One of the most famous images of the “Southern Lights” Article by: Hobart M. King, Ph.D., RPG Aurora Australis: Composite satellite image of the Aurora Australis (southern lights) from space. The image was compiled by superimposing data of the Aurora Australis collected by NASA IMAGE satellite atop of an image of Earth from a south polar perspective from the Blue Marble project.
What are they and where do they come from? By David K. Lynch, Copyright 2007 All Rights Reserved. Artist's conception of an asteroid impact. NASA image. Ever since the Earth formed 4.5 billion years ago, it has been bombarded with rocks from space. Each year about 50,000 tons of asteroidal material enters the Earth's atmosphere.
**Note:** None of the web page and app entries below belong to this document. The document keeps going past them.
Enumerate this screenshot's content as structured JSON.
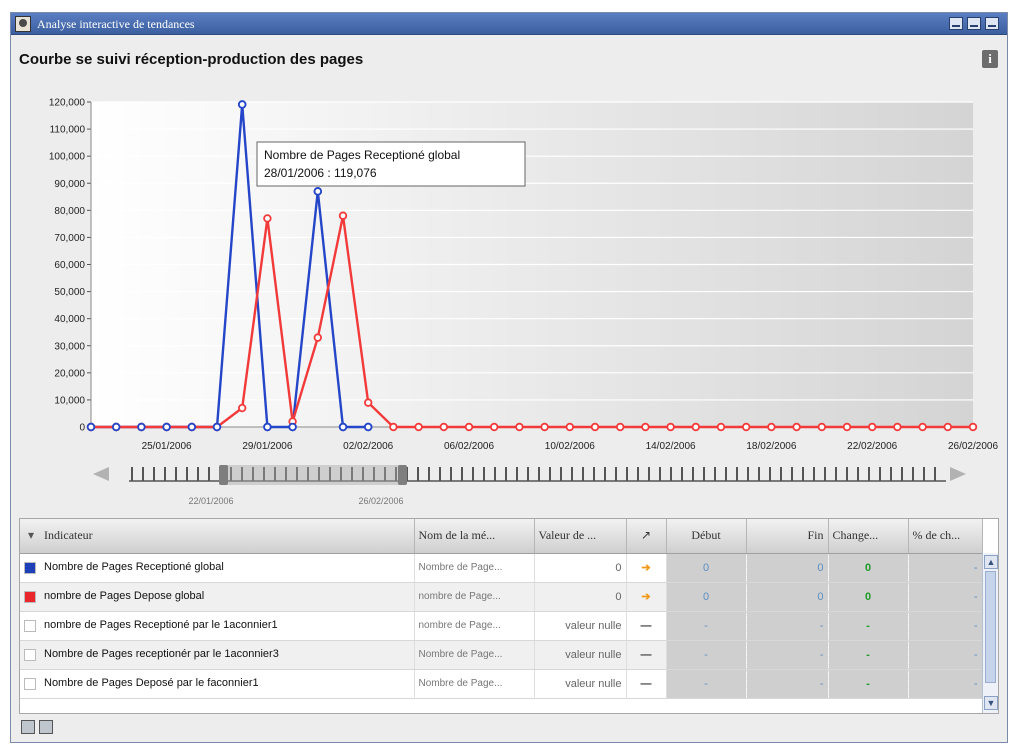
{
  "window": {
    "title": "Analyse interactive de tendances",
    "heading": "Courbe se suivi réception-production des pages",
    "info_glyph": "i"
  },
  "tooltip": {
    "line1": "Nombre de Pages Receptioné global",
    "line2": "28/01/2006 : 119,076"
  },
  "chart_data": {
    "type": "line",
    "x_tick_labels": [
      "25/01/2006",
      "29/01/2006",
      "02/02/2006",
      "06/02/2006",
      "10/02/2006",
      "14/02/2006",
      "18/02/2006",
      "22/02/2006",
      "26/02/2006"
    ],
    "y_tick_labels": [
      "0",
      "10,000",
      "20,000",
      "30,000",
      "40,000",
      "50,000",
      "60,000",
      "70,000",
      "80,000",
      "90,000",
      "100,000",
      "110,000",
      "120,000"
    ],
    "ylim": [
      0,
      120000
    ],
    "x_start": "22/01/2006",
    "x_end": "26/02/2006",
    "grid": true,
    "series": [
      {
        "name": "Nombre de Pages Receptioné global",
        "color": "#2546c8",
        "points": [
          [
            "22/01/2006",
            0
          ],
          [
            "23/01/2006",
            0
          ],
          [
            "24/01/2006",
            0
          ],
          [
            "25/01/2006",
            0
          ],
          [
            "26/01/2006",
            0
          ],
          [
            "27/01/2006",
            0
          ],
          [
            "28/01/2006",
            119076
          ],
          [
            "29/01/2006",
            0
          ],
          [
            "30/01/2006",
            0
          ],
          [
            "31/01/2006",
            87000
          ],
          [
            "01/02/2006",
            0
          ],
          [
            "02/02/2006",
            0
          ]
        ]
      },
      {
        "name": "nombre de Pages Depose global",
        "color": "#f23a3a",
        "points": [
          [
            "22/01/2006",
            0
          ],
          [
            "23/01/2006",
            0
          ],
          [
            "24/01/2006",
            0
          ],
          [
            "25/01/2006",
            0
          ],
          [
            "26/01/2006",
            0
          ],
          [
            "27/01/2006",
            0
          ],
          [
            "28/01/2006",
            7000
          ],
          [
            "29/01/2006",
            77000
          ],
          [
            "30/01/2006",
            2000
          ],
          [
            "31/01/2006",
            33000
          ],
          [
            "01/02/2006",
            78000
          ],
          [
            "02/02/2006",
            9000
          ],
          [
            "03/02/2006",
            0
          ],
          [
            "04/02/2006",
            0
          ],
          [
            "05/02/2006",
            0
          ],
          [
            "06/02/2006",
            0
          ],
          [
            "07/02/2006",
            0
          ],
          [
            "08/02/2006",
            0
          ],
          [
            "09/02/2006",
            0
          ],
          [
            "10/02/2006",
            0
          ],
          [
            "11/02/2006",
            0
          ],
          [
            "12/02/2006",
            0
          ],
          [
            "13/02/2006",
            0
          ],
          [
            "14/02/2006",
            0
          ],
          [
            "15/02/2006",
            0
          ],
          [
            "16/02/2006",
            0
          ],
          [
            "17/02/2006",
            0
          ],
          [
            "18/02/2006",
            0
          ],
          [
            "19/02/2006",
            0
          ],
          [
            "20/02/2006",
            0
          ],
          [
            "21/02/2006",
            0
          ],
          [
            "22/02/2006",
            0
          ],
          [
            "23/02/2006",
            0
          ],
          [
            "24/02/2006",
            0
          ],
          [
            "25/02/2006",
            0
          ],
          [
            "26/02/2006",
            0
          ]
        ]
      }
    ]
  },
  "timeline": {
    "range_start": "22/01/2006",
    "range_end": "26/02/2006"
  },
  "grid": {
    "columns": {
      "indicator": "Indicateur",
      "measure_name": "Nom de la mé...",
      "value": "Valeur de ...",
      "trend": "↗",
      "start": "Début",
      "end": "Fin",
      "change": "Change...",
      "pct_change": "% de ch..."
    },
    "rows": [
      {
        "swatch": "#1d3fb8",
        "indicator": "Nombre de Pages Receptioné global",
        "measure": "Nombre de Page...",
        "value": "0",
        "trend": "➔",
        "start": "0",
        "end": "0",
        "change": "0",
        "pct": "-"
      },
      {
        "swatch": "#e8262b",
        "indicator": "nombre de Pages Depose global",
        "measure": "nombre de Page...",
        "value": "0",
        "trend": "➔",
        "start": "0",
        "end": "0",
        "change": "0",
        "pct": "-"
      },
      {
        "swatch": "#ffffff",
        "indicator": "nombre de Pages Receptioné par le 1aconnier1",
        "measure": "nombre de Page...",
        "value": "valeur nulle",
        "trend": "—",
        "start": "-",
        "end": "-",
        "change": "-",
        "pct": "-"
      },
      {
        "swatch": "#ffffff",
        "indicator": "Nombre de Pages receptionér par le 1aconnier3",
        "measure": "Nombre de Page...",
        "value": "valeur nulle",
        "trend": "—",
        "start": "-",
        "end": "-",
        "change": "-",
        "pct": "-"
      },
      {
        "swatch": "#ffffff",
        "indicator": "Nombre de Pages Deposé par le faconnier1",
        "measure": "Nombre de Page...",
        "value": "valeur nulle",
        "trend": "—",
        "start": "-",
        "end": "-",
        "change": "-",
        "pct": "-"
      }
    ]
  }
}
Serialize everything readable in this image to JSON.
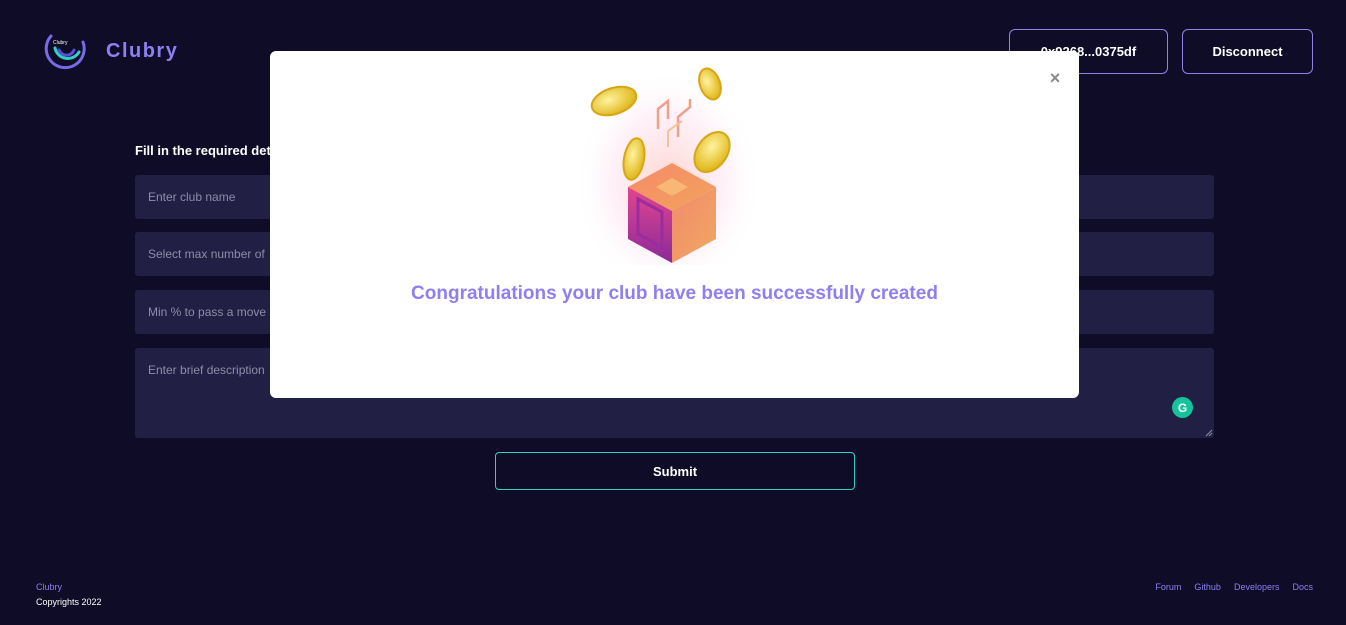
{
  "header": {
    "brand": "Clubry",
    "logo_text": "Clubry",
    "wallet_label": "0x9268...0375df",
    "disconnect_label": "Disconnect"
  },
  "form": {
    "heading": "Fill in the required deta",
    "club_name_placeholder": "Enter club name",
    "max_members_placeholder": "Select max number of",
    "min_percent_placeholder": "Min % to pass a move s",
    "description_placeholder": "Enter brief description",
    "submit_label": "Submit"
  },
  "modal": {
    "close_symbol": "×",
    "message": "Congratulations your club have been successfully created"
  },
  "footer": {
    "brand": "Clubry",
    "copyright": "Copyrights 2022",
    "links": [
      "Forum",
      "Github",
      "Developers",
      "Docs"
    ]
  },
  "colors": {
    "background": "#0e0c27",
    "accent": "#8e7ff2",
    "field": "#221f45",
    "submit_border": "#2fd1c5",
    "grammarly": "#15c39a"
  }
}
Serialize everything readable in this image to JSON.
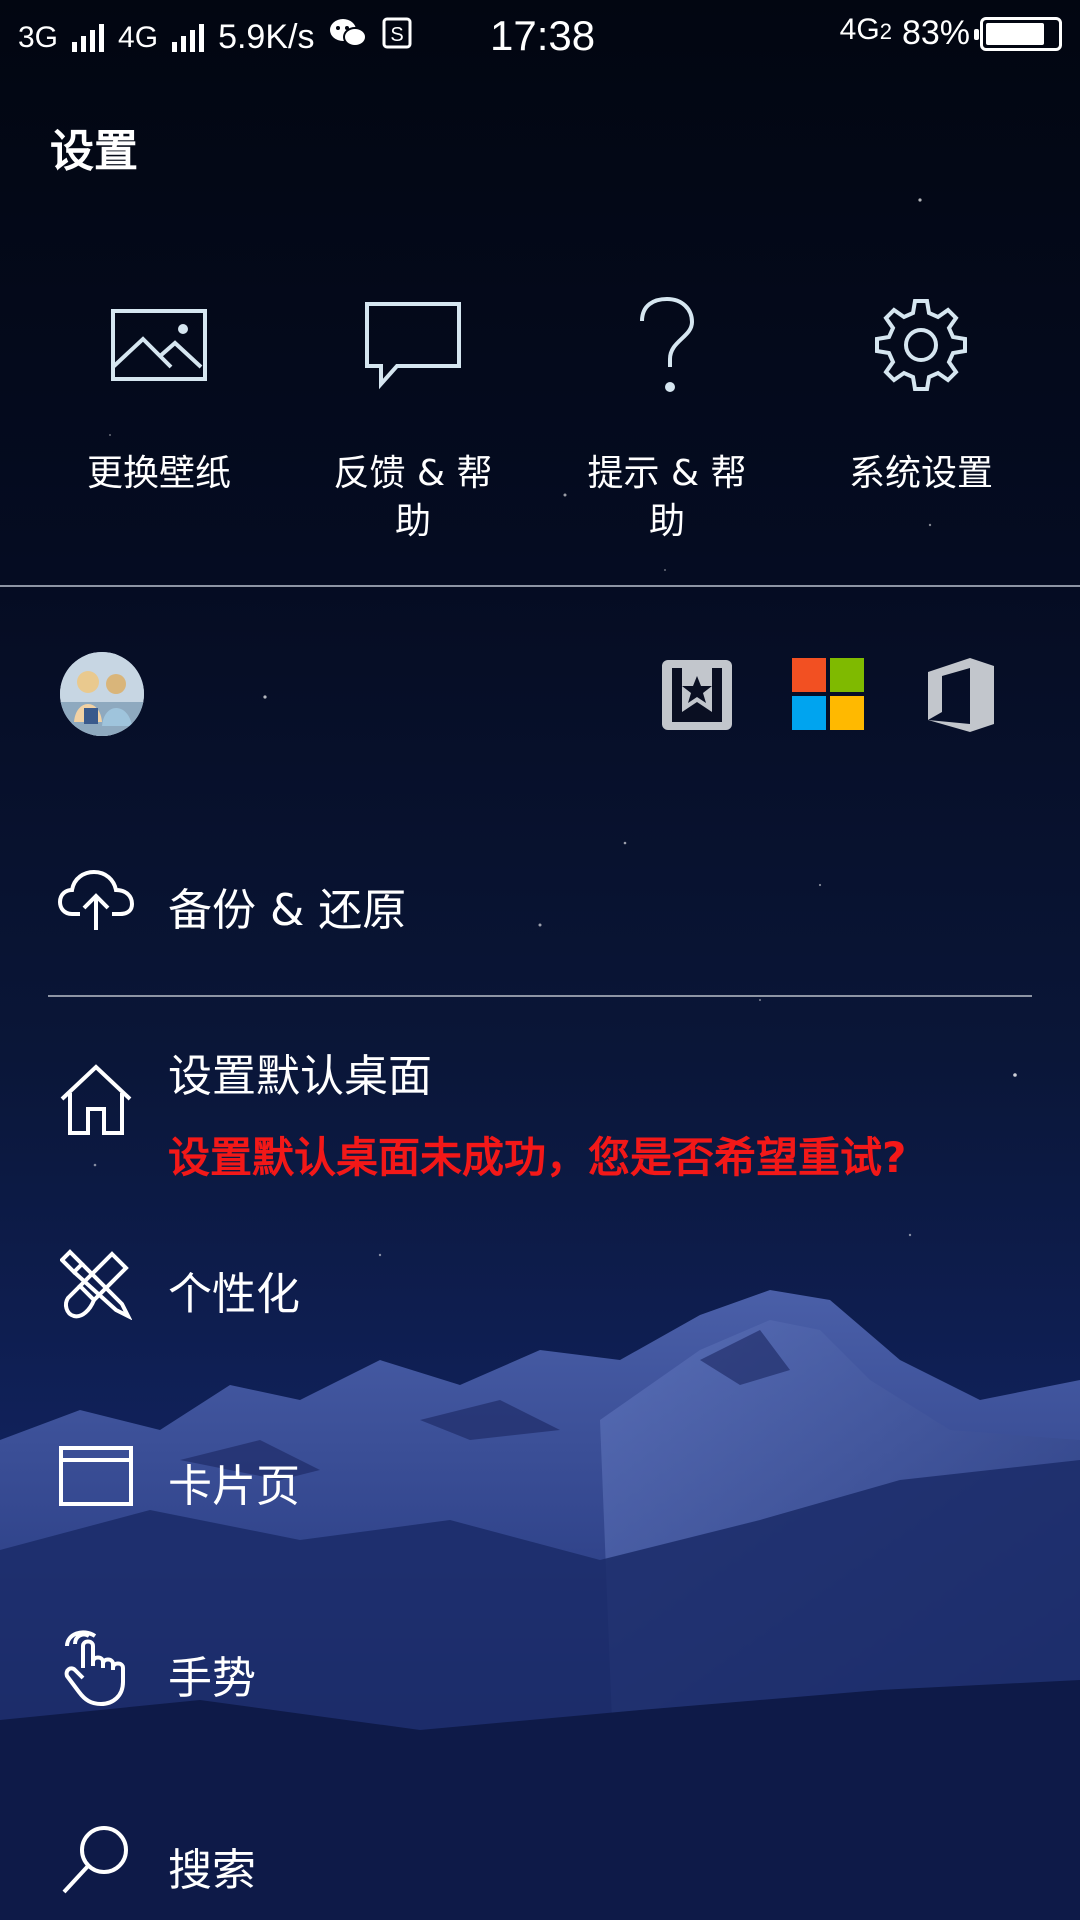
{
  "status_bar": {
    "net1": "3G",
    "net2": "4G",
    "speed": "5.9K/s",
    "time": "17:38",
    "net3": "4G",
    "net3_sub": "2",
    "battery": "83%",
    "battery_level": 0.83
  },
  "page": {
    "title": "设置"
  },
  "quick_actions": [
    {
      "label": "更换壁纸",
      "icon": "image-icon"
    },
    {
      "label": "反馈 & 帮助",
      "icon": "chat-bubble-icon"
    },
    {
      "label": "提示 & 帮助",
      "icon": "question-icon"
    },
    {
      "label": "系统设置",
      "icon": "gear-icon"
    }
  ],
  "account_apps": [
    {
      "icon": "bookmark-star-icon"
    },
    {
      "icon": "microsoft-logo-icon",
      "colors": [
        "#f25022",
        "#7fba00",
        "#00a4ef",
        "#ffb900"
      ]
    },
    {
      "icon": "office-logo-icon"
    }
  ],
  "menu": [
    {
      "label": "备份 & 还原",
      "icon": "cloud-upload-icon"
    },
    {
      "label": "设置默认桌面",
      "sub": "设置默认桌面未成功，您是否希望重试?",
      "icon": "home-icon"
    },
    {
      "label": "个性化",
      "icon": "brush-pencil-icon"
    },
    {
      "label": "卡片页",
      "icon": "card-icon"
    },
    {
      "label": "手势",
      "icon": "hand-gesture-icon"
    },
    {
      "label": "搜索",
      "icon": "search-icon"
    }
  ],
  "colors": {
    "error": "#f31818",
    "divider": "#8e95a4"
  }
}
"Pluto is showing us a diversity of landforms and complexity of processes that rival anything we've seen in the solar system." - Alan Stern, New Horizons Principal Investigator. Snakeskin topography on Pluto: Scientists at NASA don't know how to interpret the geology of a recent image of Pluto that shows a 300-mile-wide scan of landscape.
The first in a series of articles by Geoffrey Notkin, Aerolite Meteorites Sikhote-Alin Iron Meteorite: A fine example of a Sikhote-Alin iron meteorite, weighing 409.9 grams, which was seen to fall in eastern Russia in February of 1947. This meteorite is described as an individual, as it is a complete mass (rather than an exploded shrapnel fragment) which fell to earth on its own.